You may have heard or it may be your inclination to really get the parents involved in their child’s youth ministry. A lot of times that is left up to a nebulous idea and is never fleshed out in a practical way that you can use and develop in your own situation. Hopefully, we can work together, share ideas and develop a workable plan that is adaptable to many different locations and Corps sizes. Before we get there; you have to ask yourself a series of questions. (1) Do we want parents involved? This means more preparation work and allowing parents much more oversight in your ministry activities. (2) Are you prepared or equipped to deal with whole family dynamics? If we are honest, some of us have become very comfortable dealing only with the children. (3) Is this important to you? With so many extracurricular activities vying for young people’s attention it will be a battle to get families together past a drop-off of their children.
First, I can tell you right off that it is worth it. Don’t believe me? OK, how many hours do you get your kids for a week? Compare that to the hours they spend at home or at school per week. That pales in comparison, right? If you can’t do anything about school, why not work on the other opportunity? Besides, studies show that the impact of parents on a young person’s spiritual life far exceed our impact as youth directors or the church as a whole. But we should never aim for one out of the crowd. Aim for the crowd and if you only manage to get one, Hallelujah!

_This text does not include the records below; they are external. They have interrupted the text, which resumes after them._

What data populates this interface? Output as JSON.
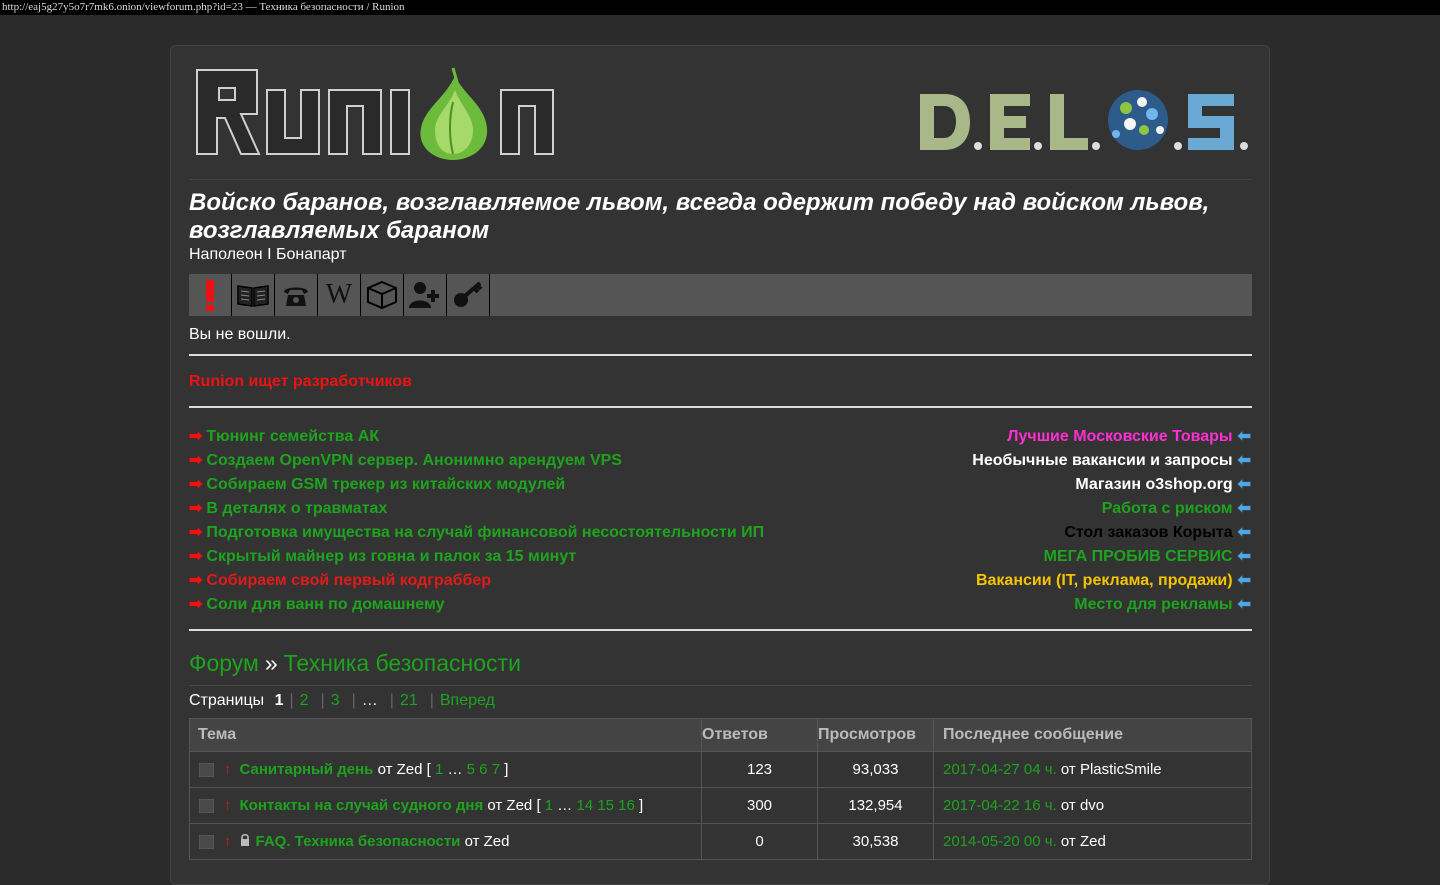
{
  "window": {
    "title": "http://eaj5g27y5o7r7mk6.onion/viewforum.php?id=23 — Техника безопасности / Runion"
  },
  "brand": {
    "logo_text": "Runion",
    "partner_logo_text": "D.E.L.O.S."
  },
  "motto": {
    "quote": "Войско баранов, возглавляемое львом, всегда одержит победу над войском львов, возглавляемых бараном",
    "author": "Наполеон I Бонапарт"
  },
  "toolbar": {
    "icons": [
      "alert-icon",
      "book-icon",
      "phone-icon",
      "wikipedia-icon",
      "package-icon",
      "add-user-icon",
      "key-icon"
    ],
    "wiki_glyph": "W"
  },
  "status": {
    "text": "Вы не вошли."
  },
  "announce": {
    "text": "Runion ищет разработчиков"
  },
  "links_left": [
    {
      "text": "Тюнинг семейства АК",
      "color": "#1ea31e"
    },
    {
      "text": "Создаем OpenVPN сервер. Анонимно арендуем VPS",
      "color": "#1ea31e"
    },
    {
      "text": "Собираем GSM трекер из китайских модулей",
      "color": "#1ea31e"
    },
    {
      "text": "В деталях о травматах",
      "color": "#1ea31e"
    },
    {
      "text": "Подготовка имущества на случай финансовой несостоятельности ИП",
      "color": "#1ea31e"
    },
    {
      "text": "Скрытый майнер из говна и палок за 15 минут",
      "color": "#1ea31e"
    },
    {
      "text": "Собираем свой первый кодграббер",
      "color": "#e11a1a"
    },
    {
      "text": "Соли для ванн по домашнему",
      "color": "#1ea31e"
    }
  ],
  "links_right": [
    {
      "text": "Лучшие Московские Товары",
      "color": "#ff2fd1"
    },
    {
      "text": "Необычные вакансии и запросы",
      "color": "#ffffff"
    },
    {
      "text": "Магазин o3shop.org",
      "color": "#ffffff"
    },
    {
      "text": "Работа с риском",
      "color": "#1ea31e"
    },
    {
      "text": "Стол заказов Корыта",
      "color": "#000000"
    },
    {
      "text": "МЕГА ПРОБИВ СЕРВИС",
      "color": "#1ea31e"
    },
    {
      "text": "Вакансии (IT, реклама, продажи)",
      "color": "#f5c400"
    },
    {
      "text": "Место для рекламы",
      "color": "#1ea31e"
    }
  ],
  "breadcrumb": {
    "root": "Форум",
    "sep": "»",
    "current": "Техника безопасности"
  },
  "pager": {
    "label": "Страницы",
    "current": "1",
    "pages": [
      "2",
      "3"
    ],
    "ellipsis": "…",
    "last": "21",
    "next": "Вперед"
  },
  "table": {
    "headers": {
      "topic": "Тема",
      "replies": "Ответов",
      "views": "Просмотров",
      "last": "Последнее сообщение"
    },
    "rows": [
      {
        "title": "Санитарный день",
        "by": " от Zed ",
        "pages_open": "[ ",
        "p1": "1",
        "dots": " … ",
        "pages": "5 6 7",
        "pages_close": " ]",
        "replies": "123",
        "views": "93,033",
        "last_date": "2017-04-27 04 ч.",
        "last_by": " от PlasticSmile",
        "locked": false
      },
      {
        "title": "Контакты на случай судного дня",
        "by": " от Zed ",
        "pages_open": "[ ",
        "p1": "1",
        "dots": " … ",
        "pages": "14 15 16",
        "pages_close": " ]",
        "replies": "300",
        "views": "132,954",
        "last_date": "2017-04-22 16 ч.",
        "last_by": " от dvo",
        "locked": false
      },
      {
        "title": "FAQ. Техника безопасности",
        "by": " от Zed",
        "pages_open": "",
        "p1": "",
        "dots": "",
        "pages": "",
        "pages_close": "",
        "replies": "0",
        "views": "30,538",
        "last_date": "2014-05-20 00 ч.",
        "last_by": " от Zed",
        "locked": true
      }
    ]
  }
}
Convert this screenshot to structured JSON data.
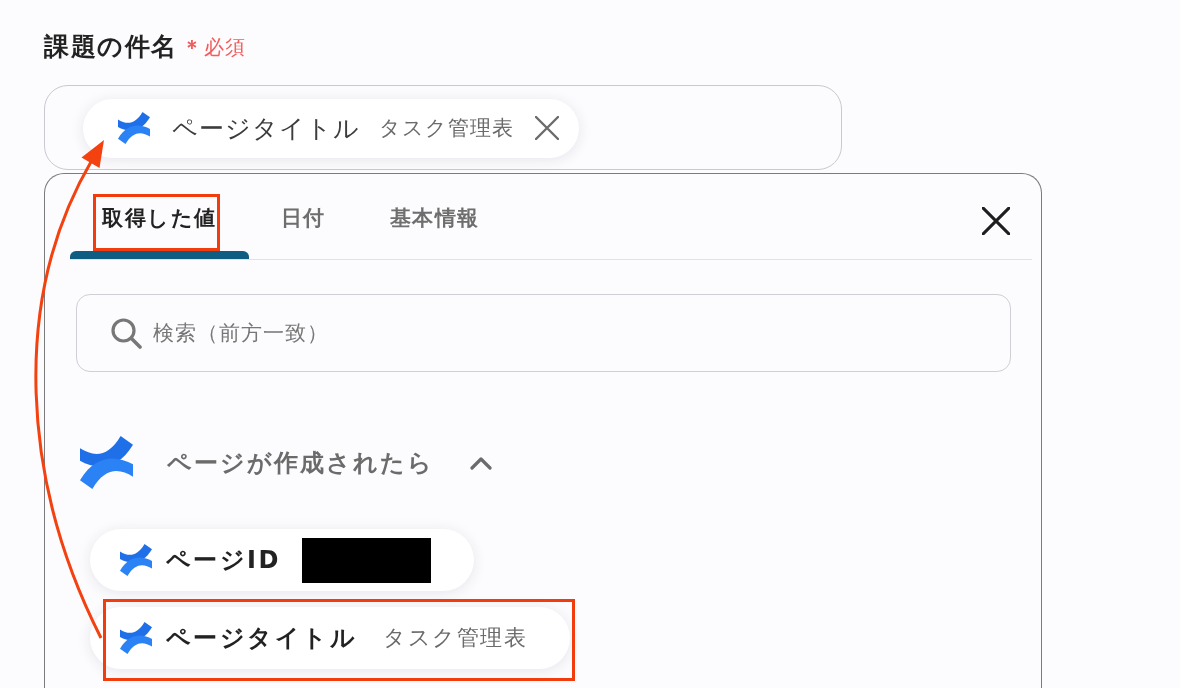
{
  "field": {
    "label": "課題の件名",
    "required_mark": "＊",
    "required_text": "必須",
    "token": {
      "label": "ページタイトル",
      "value": "タスク管理表"
    }
  },
  "picker": {
    "tabs": [
      {
        "label": "取得した値",
        "selected": true,
        "highlighted": true
      },
      {
        "label": "日付",
        "selected": false,
        "highlighted": false
      },
      {
        "label": "基本情報",
        "selected": false,
        "highlighted": false
      }
    ],
    "search": {
      "placeholder": "検索（前方一致）"
    },
    "groups": [
      {
        "title": "ページが作成されたら",
        "expanded": true,
        "items": [
          {
            "label": "ページID",
            "value_redacted": true,
            "highlighted": false
          },
          {
            "label": "ページタイトル",
            "value": "タスク管理表",
            "value_redacted": false,
            "highlighted": true
          }
        ]
      }
    ]
  },
  "annotations": {
    "callout_arrow": true
  }
}
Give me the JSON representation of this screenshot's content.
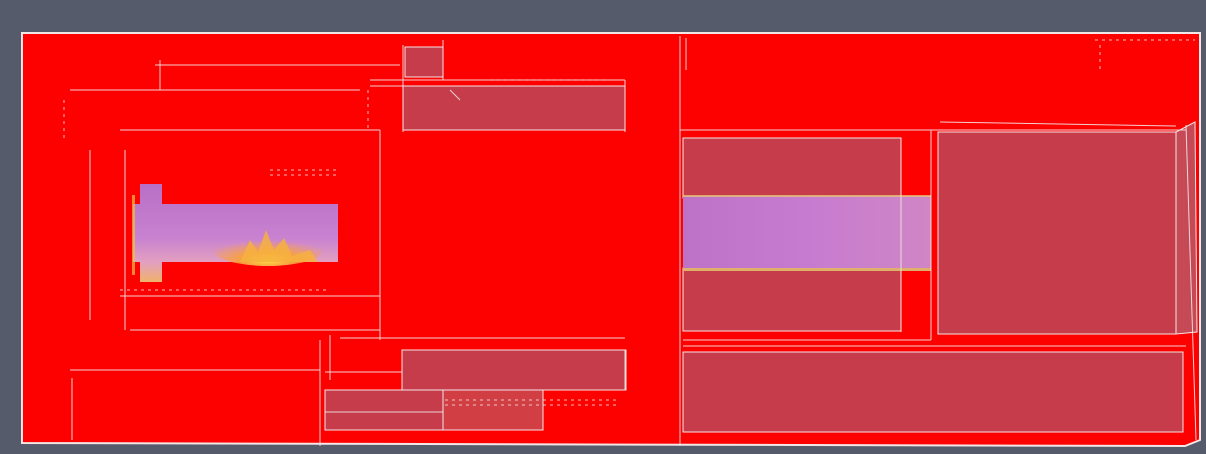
{
  "viewport": {
    "background_color": "#565b6c"
  },
  "render": {
    "mesh_fill_color": "#fd0000",
    "translucent_panel_color": "#c63c4a",
    "plume_colors": [
      "#b86fc6",
      "#c57acb",
      "#d68ac9",
      "#e9a0a8",
      "#f7c060",
      "#ffe44a",
      "#ff8a2a"
    ],
    "edge_color": "#f3e6e6",
    "icon": "3d-mesh-render"
  }
}
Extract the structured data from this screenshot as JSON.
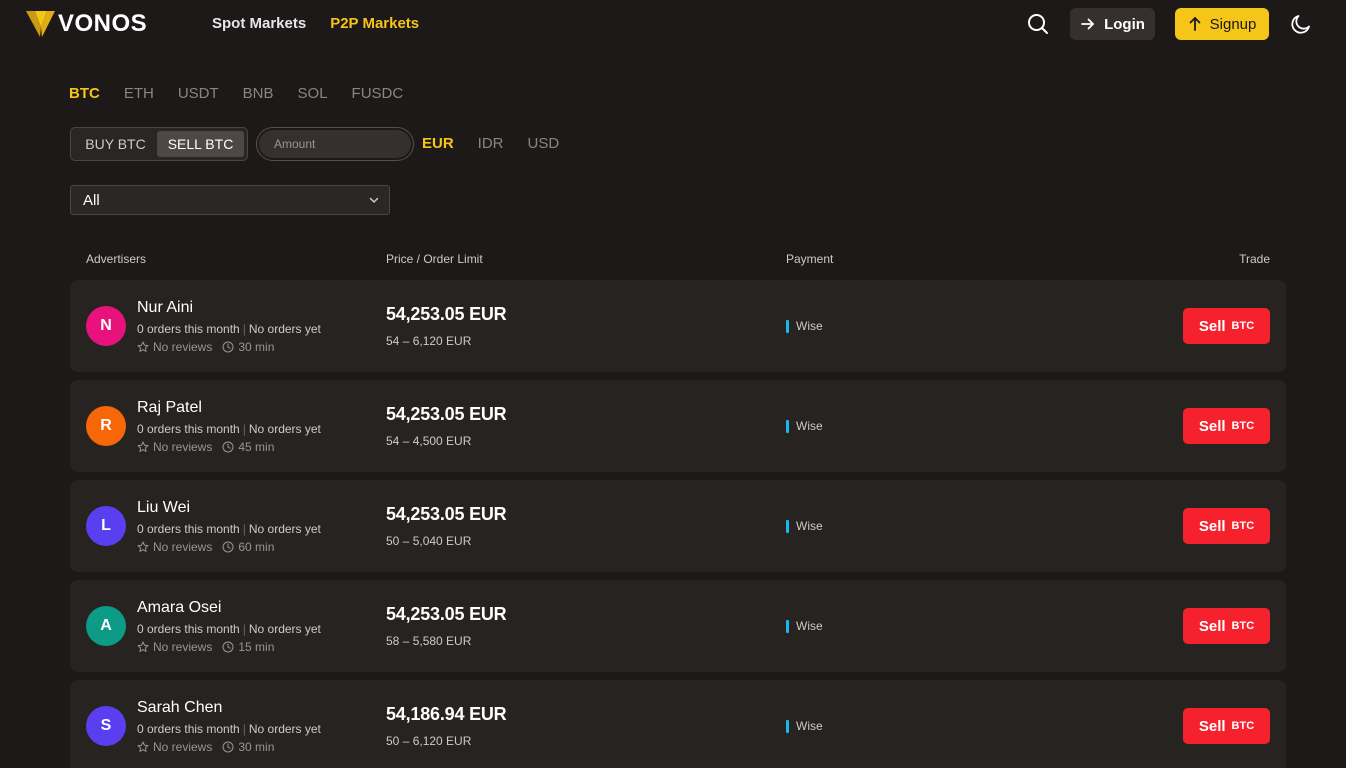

Second, if it’s worth doing then it is worth doing right. Be organized and develop your communication skills to the point where parents feel like they know everything they need to about your programs for their children months in advance. If you want volunteers, ask a semester in advance before PTA boards get a chance to snag their volunteer hours. When doing so, start small. We can chase away the best volunteers by asking them to jump head first and do too much right off the bat. So whether this means a monthly newsletter to parents, email blasts, face to face conversations…being organized and communicating well is the best way to display that ‘we love your kids’, ‘we are serious about this’ & ‘this is not a simple babysitting service’.
Finally, here are some tips to get started. (1) Offer & Invite. I know many of you have tried this but it is always the first step. Just give the first opportunity for them to come and view what you do with their children. (2) Make a point to seek out parents & share with them positive things you see in their specific children. This will communicate first off that you know their child, that you care about their child and you are looking for the best out of their child. (3) Be a family-ministry content monger. Spend some time looking up good quality family devotions that you can offer families if they are not able to commit to a regular youth activities. This will help communicate that you care more about their spiritual well-being than your stat sheet. (4) Treat everyone the same…Be it parents, guardians, grandparents, active or inactive. (5) Look for what is not being offered and utilize your strengths. Do you happen to notice a lot of young new mothers in your community? Why not start a ‘New Moms’ outreach that teaches basic lessons and allows for community between people in similar life situations? Start Insanity/P90X Night for dads of your youth group. Parent Book Club. Dave Ramsey Financial Peace University classes. (6) Create opportunities for parents to come alongside their kid within your ministry. Like Teri in AOK, start a community garden where adults and kids work together to grow fruits & vegetables.
What do you do to get parents involved? Please share your ideas so we can all be more effective.